Don’t assume because an Autistic can do one really hard thing that they can do the “easy” thing. Often the “hard” things are easy and the “easy” things are seemingly impossible. Asynchronous development is common and should be expected.
8. Attention: inconsistent days and inconsistent success
With ADHD and Autism, it is often assumed that if a child can focus on x, then they can focus on y. This is not the case. ADHD-ers often either hyper-focus or struggle. This does not mean they do not care or are not interested. We know from neuroscientific research that their brains are different and are not able to attend to the things that don’t automatically interest them through pure will like a neurotypical might.

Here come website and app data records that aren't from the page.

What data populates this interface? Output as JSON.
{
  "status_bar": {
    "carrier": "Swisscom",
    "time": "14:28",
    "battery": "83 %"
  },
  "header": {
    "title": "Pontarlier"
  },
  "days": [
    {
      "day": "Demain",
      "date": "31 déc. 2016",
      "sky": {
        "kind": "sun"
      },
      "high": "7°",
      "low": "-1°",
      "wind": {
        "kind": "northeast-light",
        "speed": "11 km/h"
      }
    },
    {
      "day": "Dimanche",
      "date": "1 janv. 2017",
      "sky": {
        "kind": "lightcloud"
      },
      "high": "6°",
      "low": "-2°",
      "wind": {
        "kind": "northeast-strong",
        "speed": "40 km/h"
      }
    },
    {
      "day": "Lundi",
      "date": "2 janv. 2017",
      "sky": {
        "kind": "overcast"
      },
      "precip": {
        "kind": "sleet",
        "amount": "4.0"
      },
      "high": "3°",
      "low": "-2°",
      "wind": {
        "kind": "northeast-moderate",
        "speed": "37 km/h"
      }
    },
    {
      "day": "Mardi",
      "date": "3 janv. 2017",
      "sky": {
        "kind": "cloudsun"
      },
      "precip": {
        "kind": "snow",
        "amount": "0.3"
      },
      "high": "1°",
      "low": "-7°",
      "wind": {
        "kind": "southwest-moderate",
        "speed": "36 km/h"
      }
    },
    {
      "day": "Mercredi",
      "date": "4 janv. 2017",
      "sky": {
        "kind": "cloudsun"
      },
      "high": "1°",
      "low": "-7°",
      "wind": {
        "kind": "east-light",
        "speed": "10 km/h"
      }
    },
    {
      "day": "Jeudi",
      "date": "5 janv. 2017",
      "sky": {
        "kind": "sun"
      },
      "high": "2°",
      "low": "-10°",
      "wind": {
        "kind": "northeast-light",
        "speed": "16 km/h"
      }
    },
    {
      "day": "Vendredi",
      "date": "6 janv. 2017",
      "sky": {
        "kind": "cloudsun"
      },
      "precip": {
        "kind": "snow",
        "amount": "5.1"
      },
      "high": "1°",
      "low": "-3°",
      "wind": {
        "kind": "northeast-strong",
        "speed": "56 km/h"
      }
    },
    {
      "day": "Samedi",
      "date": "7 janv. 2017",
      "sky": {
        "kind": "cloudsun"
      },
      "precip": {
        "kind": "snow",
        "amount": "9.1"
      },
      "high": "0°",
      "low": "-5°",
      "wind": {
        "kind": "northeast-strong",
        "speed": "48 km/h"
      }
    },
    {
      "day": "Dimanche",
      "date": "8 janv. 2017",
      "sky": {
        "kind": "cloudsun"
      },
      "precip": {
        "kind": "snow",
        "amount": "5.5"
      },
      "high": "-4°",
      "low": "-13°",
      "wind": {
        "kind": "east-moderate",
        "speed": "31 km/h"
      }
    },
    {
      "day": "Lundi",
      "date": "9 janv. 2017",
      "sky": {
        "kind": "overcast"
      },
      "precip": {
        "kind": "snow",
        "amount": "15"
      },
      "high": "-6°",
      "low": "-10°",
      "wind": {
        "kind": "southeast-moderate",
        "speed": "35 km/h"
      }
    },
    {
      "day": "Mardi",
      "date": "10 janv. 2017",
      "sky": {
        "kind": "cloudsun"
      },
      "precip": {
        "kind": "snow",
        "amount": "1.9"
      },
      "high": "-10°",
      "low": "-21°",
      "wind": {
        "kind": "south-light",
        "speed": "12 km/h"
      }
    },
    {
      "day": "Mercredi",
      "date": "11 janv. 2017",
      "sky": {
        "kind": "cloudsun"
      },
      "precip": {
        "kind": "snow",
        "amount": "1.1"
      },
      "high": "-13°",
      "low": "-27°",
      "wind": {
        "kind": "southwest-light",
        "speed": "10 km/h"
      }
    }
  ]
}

We found through EEG that the reason for my daughter’s “spacing out” during arithmetic was because she was having epileptiform events when she used that part of her brain. The event literally wipes out the short term memory which explains why memorizing math facts has been nearly impossible.
Some days will be good, some days will feel like a struggle. Learning and life is not linear. Just like everyone, Autistics have good days and bad. My experience is that the good days and bad are on a larger scale and continuum. It is often like living in the land of extremes.
9. Be direct with compassion.
Autistic kids don’t usually pick up on subtlety. Be direct in a kind, non-judgmental way. When giving instruction about music or a social behavior related to music, explain why. Having an Autistic buy into why it is beneficial for them to do what is so challenging is essential. It can be extremely difficult to find words to describe something that to you is intuitive or natural. Challenge yourself to find valid reasons for behaviors and practices and develop many different accurate ways of explaining those reasons.
10. The mystery of memory: why do some concepts stick and other do not?
Where memories are stored and how memory works is still a mystery to scientists. What we know is that short and long term memory are different. Some Autistics, like my daughter, have tremendous long term memory but little to no short term memory. Help Autistics find ways of working around this challenge, know that they will need more reinforcement and many more reminders in the short term, but things may “click” at some point in the long term. Remember, Autistics are no less capable. They often just need a different path and time.
Know that Autistics may have unseen events happening in their brain that make it impossible to hold short term information. Be patient. Keep at it. Music is a place where many Autistics find refuge, community, sense of purpose, and joy. Our kids need you.